Monitoring locations: Three monitoring stations above, within and below the city of Peshtigo were selected for monitoring. If PFAS are found, this monitoring design should help determine if sources are from the upstream watershed or from more localized sources within the city of Peshtigo. A single water chemistry sample was collected on the Saint Louis River to pair with Minnesota DNR's Fisheries Management fish contaminants monitoring. The monitoring location was pre-selected by Minnesota DNR.

  1. Peshtigo River above Hwy 64 at boat landing
  2. Peshtigo River downstream Peshtigo Flowage between railroad bridges
  3. Peshtigo River below city of Peshtigo (river mile 7.65)
  4. St. Louis River at Arrowhead Pier fishing access
map of PFAS study for the Peshtigo River map of PFAS study for the St. Louis River
Sample results from August 14, 2019 (Peshtigo River) and July 1, 2019 (St. Louis River)
  Sampling Location
1. Peshtigo River above HWY 64 at boat landing 2. Peshtigo River below Peshtigo Flowage 3. Peshtigo River below the City of Peshtigo 4. St. Louis River at Arrowhead Pier
Analyte (ng/l) PFOA 0.73 0.87 1.0 0.62
PFOS 0.19* 0.27* 0.41 0.63

* Between the Limit of Detection (LOD) and Limit of Quantitation (LOQ)


3. Adoption of new surface water quality criteria

In Wisconsin, PFAS have been detected in drinking and surface water near sources of industrial use or manufacture and near spill locations. Thus, the DNR is working to create human health surface water quality criteria for perfluorooctane sulfonate (PFOS) and perfluorooctanoic acid (PFOA), as well as any other PFAS which the department determines may be harmful to human health in ch. NR 105, Wis. Adm. Code.

Water quality standards protect public health and welfare, recreational uses and the propagation of fish and other aquatic life. The standards consist of numeric or narrative criteria and designated uses. Water quality criteria specify the level of a pollutant that is protective of a designated use.

Adoption of new surface water quality criteria for a toxic pollutant can result in the imposition of new water quality based effluent limitations (WQBELs) and additional monitoring requirements in WPDES permits issued to municipal and industrial facilities that discharge the pollutant. The proposed criteria are expected to be numeric and may be expressed as a single number applicable to all waters of the state, or may be expressed as different numbers that are applied to different surface water body types.

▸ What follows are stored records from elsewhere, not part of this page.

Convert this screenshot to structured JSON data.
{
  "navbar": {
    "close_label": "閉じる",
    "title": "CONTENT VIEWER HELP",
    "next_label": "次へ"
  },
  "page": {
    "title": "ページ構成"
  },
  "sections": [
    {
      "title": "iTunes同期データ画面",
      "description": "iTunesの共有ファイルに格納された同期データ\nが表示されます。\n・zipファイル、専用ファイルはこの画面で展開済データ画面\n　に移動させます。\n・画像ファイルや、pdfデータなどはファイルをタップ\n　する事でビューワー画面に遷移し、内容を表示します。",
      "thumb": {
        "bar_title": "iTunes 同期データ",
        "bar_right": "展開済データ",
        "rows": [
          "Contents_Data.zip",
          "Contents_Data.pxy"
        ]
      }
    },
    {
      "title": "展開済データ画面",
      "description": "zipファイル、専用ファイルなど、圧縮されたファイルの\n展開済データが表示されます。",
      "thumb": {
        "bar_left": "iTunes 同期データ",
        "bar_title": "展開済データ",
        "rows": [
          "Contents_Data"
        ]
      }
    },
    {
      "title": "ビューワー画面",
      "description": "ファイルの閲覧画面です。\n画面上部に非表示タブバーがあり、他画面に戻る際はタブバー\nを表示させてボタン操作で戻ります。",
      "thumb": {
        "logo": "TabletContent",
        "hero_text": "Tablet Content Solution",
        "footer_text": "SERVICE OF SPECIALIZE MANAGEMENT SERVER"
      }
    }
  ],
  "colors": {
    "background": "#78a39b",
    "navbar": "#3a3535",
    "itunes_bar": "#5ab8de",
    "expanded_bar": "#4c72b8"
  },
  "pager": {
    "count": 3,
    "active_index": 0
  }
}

The department will follow the administrative rulemaking process and the public will have multiple opportunities to participate in the rulemaking effort. This process generally takes about 31 months from initiation to promulgation.

Last revised: Tuesday November 12 2019